Connecticut: AIDS Comments Prompt Resignation of Governor's Aide
June 11, 2002
New Haven Alderwoman Nancy Ahern has quit her job as an aide to Connecticut Gov. John G. Rowland in a flap over comments about AIDS. Ahern resigned Thursday from her job as a constituent service aide after allegedly making what AIDS activists characterized as insensitive comments about the spread of the disease.
Several New Haven residents demonstrated outside Ahern's home Friday, demanding that she resign from the Board of Aldermen. Ahern said she does not intend to resign from the board. Rowland's chief of staff, Dean Pagani, called Fred Hammond, executive director of the Interfaith AIDS Ministry of Greater Danbury, to apologize for the comments Ahern apparently made to Hammond during a phone conversation a day earlier. "The governor does not condone or tolerate any kind of insensitivity," Rowland spokesperson Chris Cooper said. "He apologizes on behalf of his office that those comments were made by a former member of the staff." Hammond said he was pleased with the response from the governor's office.

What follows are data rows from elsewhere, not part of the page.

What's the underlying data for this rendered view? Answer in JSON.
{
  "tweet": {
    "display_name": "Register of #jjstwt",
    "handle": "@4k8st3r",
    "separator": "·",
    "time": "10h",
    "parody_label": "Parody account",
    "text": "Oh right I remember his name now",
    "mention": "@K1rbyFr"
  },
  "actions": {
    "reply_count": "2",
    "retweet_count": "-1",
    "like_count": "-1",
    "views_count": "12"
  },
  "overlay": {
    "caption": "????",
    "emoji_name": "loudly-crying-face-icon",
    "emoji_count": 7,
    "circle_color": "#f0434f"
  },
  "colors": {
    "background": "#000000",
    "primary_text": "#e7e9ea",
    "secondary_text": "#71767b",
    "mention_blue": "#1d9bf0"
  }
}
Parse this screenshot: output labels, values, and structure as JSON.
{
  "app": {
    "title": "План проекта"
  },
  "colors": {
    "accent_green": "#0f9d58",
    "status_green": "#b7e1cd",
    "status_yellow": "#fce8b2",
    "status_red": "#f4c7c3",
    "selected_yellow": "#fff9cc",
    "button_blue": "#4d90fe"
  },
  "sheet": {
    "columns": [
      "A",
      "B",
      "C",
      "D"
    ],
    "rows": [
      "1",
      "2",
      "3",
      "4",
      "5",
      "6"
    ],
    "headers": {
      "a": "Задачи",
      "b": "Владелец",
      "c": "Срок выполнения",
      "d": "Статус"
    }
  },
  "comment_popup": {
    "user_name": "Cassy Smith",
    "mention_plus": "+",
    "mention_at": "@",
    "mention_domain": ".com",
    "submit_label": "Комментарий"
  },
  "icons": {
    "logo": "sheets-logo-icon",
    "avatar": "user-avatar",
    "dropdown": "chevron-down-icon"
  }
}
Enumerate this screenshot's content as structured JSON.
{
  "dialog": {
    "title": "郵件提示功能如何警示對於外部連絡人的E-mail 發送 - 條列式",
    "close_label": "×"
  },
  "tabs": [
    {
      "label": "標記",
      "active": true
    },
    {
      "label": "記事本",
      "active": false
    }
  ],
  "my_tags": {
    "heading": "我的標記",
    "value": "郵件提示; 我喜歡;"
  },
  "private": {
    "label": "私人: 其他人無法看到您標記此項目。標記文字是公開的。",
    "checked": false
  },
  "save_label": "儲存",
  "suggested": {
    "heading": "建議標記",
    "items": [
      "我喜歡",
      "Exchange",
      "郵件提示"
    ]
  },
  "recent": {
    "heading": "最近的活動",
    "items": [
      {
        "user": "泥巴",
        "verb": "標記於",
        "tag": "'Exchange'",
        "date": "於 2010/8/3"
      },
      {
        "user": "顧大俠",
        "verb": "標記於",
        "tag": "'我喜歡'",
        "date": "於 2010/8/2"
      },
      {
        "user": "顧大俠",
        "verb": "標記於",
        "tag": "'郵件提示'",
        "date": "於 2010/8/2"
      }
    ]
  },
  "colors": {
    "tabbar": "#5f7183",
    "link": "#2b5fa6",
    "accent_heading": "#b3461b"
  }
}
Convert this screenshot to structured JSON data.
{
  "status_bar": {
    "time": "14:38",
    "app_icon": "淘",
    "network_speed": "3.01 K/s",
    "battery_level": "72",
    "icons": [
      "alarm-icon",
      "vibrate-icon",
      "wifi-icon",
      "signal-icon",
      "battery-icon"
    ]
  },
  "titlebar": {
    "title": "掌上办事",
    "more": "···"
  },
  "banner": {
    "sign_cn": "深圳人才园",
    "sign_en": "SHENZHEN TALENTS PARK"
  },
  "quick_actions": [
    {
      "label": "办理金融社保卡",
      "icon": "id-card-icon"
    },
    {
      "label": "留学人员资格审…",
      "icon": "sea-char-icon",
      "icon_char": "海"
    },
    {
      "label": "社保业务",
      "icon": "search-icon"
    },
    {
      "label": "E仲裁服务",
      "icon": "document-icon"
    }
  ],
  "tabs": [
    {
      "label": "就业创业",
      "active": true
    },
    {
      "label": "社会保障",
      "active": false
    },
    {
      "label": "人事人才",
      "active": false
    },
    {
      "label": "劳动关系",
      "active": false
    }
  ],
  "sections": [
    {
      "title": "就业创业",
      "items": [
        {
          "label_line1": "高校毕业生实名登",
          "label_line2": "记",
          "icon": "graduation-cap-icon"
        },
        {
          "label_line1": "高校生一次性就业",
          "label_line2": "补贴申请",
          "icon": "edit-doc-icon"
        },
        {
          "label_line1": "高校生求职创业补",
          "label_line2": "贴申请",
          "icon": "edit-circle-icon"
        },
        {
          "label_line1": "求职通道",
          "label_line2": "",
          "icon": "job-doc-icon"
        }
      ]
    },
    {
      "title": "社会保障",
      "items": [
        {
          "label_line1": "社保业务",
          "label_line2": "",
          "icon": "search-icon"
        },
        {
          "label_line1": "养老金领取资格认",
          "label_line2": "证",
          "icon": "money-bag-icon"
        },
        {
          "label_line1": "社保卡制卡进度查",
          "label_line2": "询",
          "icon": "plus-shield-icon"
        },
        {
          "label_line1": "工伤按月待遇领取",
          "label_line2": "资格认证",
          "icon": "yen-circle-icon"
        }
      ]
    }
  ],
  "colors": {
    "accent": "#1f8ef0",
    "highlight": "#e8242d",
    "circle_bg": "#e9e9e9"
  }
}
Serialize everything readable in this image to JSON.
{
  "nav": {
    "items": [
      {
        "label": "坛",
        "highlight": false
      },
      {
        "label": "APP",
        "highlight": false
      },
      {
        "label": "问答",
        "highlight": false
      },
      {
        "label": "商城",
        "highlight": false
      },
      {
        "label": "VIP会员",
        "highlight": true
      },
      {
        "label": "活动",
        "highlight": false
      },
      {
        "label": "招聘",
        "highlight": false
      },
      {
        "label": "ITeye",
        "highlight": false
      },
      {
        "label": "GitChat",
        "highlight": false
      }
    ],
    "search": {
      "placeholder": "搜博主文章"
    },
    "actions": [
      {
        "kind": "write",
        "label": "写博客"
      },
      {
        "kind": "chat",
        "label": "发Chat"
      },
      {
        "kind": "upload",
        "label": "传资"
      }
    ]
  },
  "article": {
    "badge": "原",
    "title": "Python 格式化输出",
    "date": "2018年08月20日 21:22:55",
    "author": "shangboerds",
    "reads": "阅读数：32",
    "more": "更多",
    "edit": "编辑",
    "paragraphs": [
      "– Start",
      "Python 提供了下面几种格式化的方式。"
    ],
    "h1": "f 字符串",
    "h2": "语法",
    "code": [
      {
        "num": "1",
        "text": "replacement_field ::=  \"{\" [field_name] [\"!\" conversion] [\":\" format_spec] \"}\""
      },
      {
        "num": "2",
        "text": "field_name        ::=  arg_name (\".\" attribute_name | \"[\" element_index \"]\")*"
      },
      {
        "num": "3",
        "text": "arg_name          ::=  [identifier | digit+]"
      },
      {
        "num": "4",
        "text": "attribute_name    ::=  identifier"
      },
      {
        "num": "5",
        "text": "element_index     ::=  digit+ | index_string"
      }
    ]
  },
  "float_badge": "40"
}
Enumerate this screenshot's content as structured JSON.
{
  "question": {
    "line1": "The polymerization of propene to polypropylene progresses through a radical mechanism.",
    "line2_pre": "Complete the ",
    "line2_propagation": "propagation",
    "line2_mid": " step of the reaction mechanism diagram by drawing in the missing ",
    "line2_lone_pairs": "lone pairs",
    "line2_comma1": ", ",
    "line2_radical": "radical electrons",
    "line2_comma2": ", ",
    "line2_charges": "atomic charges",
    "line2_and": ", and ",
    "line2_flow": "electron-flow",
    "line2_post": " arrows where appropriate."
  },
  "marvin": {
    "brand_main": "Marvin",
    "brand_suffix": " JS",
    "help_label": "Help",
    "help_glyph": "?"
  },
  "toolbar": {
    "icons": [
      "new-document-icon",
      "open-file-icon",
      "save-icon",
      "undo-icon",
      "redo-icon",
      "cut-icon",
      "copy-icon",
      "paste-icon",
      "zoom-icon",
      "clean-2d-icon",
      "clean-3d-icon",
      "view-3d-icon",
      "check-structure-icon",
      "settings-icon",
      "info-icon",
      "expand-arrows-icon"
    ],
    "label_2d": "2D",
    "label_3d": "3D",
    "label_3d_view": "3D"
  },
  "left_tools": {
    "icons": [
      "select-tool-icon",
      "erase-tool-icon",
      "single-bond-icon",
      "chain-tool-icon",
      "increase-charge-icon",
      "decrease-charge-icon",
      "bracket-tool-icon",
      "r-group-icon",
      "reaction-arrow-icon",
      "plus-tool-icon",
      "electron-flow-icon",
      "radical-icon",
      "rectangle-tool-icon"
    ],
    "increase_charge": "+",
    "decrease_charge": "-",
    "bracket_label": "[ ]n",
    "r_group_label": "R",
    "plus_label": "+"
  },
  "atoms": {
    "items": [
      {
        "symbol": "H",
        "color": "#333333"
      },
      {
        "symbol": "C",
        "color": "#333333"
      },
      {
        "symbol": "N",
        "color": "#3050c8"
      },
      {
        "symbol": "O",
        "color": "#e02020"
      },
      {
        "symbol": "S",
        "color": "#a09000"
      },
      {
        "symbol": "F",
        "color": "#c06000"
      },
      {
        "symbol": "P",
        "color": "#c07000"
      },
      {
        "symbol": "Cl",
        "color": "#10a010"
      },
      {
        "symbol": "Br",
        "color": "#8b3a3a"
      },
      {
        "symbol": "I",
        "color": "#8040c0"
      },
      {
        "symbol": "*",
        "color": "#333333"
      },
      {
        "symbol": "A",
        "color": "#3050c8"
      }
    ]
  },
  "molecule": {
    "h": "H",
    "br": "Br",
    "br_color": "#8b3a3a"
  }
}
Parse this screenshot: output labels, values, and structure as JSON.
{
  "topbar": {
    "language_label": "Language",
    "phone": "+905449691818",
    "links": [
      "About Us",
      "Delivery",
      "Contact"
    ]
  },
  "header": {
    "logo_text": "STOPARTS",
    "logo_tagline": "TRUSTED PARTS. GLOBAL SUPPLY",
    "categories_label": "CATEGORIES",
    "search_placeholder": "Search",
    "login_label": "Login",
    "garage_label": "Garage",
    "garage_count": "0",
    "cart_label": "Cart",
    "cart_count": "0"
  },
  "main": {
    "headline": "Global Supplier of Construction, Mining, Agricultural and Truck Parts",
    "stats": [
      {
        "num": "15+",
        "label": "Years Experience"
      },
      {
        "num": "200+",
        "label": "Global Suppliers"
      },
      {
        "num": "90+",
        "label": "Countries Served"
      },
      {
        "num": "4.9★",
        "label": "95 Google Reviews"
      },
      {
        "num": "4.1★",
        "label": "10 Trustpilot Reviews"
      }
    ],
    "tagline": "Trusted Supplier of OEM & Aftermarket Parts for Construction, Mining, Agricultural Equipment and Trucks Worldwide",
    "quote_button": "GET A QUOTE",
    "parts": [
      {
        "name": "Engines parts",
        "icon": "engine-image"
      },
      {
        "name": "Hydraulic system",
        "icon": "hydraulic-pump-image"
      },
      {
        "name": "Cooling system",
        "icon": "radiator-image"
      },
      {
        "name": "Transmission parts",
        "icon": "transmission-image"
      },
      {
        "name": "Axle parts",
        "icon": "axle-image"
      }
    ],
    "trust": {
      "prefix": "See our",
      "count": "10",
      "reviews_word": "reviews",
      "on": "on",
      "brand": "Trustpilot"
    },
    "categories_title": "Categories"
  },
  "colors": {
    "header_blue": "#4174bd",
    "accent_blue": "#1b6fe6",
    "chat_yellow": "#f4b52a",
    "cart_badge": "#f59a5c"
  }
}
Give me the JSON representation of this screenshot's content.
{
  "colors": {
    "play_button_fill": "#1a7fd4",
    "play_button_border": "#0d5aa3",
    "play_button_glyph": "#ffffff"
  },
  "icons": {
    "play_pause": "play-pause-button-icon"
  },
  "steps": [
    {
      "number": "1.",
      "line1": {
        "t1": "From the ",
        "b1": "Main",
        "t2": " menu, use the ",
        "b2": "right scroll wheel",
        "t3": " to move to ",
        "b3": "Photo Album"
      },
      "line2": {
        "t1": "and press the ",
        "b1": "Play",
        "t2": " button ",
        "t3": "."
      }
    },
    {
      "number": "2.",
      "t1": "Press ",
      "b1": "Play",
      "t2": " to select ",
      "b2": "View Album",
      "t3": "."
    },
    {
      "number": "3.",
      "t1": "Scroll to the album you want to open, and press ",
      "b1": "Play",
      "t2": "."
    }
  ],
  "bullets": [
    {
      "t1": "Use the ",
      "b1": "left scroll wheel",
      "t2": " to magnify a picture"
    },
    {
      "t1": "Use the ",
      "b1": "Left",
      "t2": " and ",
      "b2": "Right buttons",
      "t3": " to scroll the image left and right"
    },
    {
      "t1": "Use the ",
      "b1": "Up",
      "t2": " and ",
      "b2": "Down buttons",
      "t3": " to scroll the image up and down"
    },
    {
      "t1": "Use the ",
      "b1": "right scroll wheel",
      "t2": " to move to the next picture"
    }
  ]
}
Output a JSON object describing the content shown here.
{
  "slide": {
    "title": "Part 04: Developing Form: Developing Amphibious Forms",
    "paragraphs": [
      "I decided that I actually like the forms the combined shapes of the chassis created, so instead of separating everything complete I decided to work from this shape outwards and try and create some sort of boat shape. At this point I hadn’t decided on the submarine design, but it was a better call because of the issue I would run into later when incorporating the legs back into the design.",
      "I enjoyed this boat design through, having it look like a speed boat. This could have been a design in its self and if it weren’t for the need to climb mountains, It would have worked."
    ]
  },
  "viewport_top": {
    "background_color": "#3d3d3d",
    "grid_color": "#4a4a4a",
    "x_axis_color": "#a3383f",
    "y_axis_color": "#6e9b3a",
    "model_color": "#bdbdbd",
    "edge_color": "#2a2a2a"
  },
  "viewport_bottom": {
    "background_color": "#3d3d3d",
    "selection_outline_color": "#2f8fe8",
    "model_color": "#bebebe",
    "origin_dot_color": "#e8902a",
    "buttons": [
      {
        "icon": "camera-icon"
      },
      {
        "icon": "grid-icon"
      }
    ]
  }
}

A Life Campaign, an advocacy group for people with HIV/AIDS, said Ahern made this statement to the Danbury group, "AIDS prevention programs are not effective in the state of Connecticut. We have known for 20 years how this disease is spread and it is being spread in Connecticut by predatory males in the minority communities and by those gays deliberately infecting others." A Life also said Ahern said that programs will be eliminated. An official from the Danbury group, who contacted Ahern about the governor's budget plans, typed the comments as Ahern spoke.
"Of course I feel sorry for people who are struggling with HIV and AIDS. It's a horrible illness," Ahern said. But "some people are knowingly infecting other people and I don't have sympathy for people who are doing that. How can you?"
This article was provided by U.S. Centers for Disease Control and Prevention. It is a part of the publication CDC HIV/Hepatitis/STD/TB Prevention News Update. Visit the CDC's website to find out more about their activities, publications and services.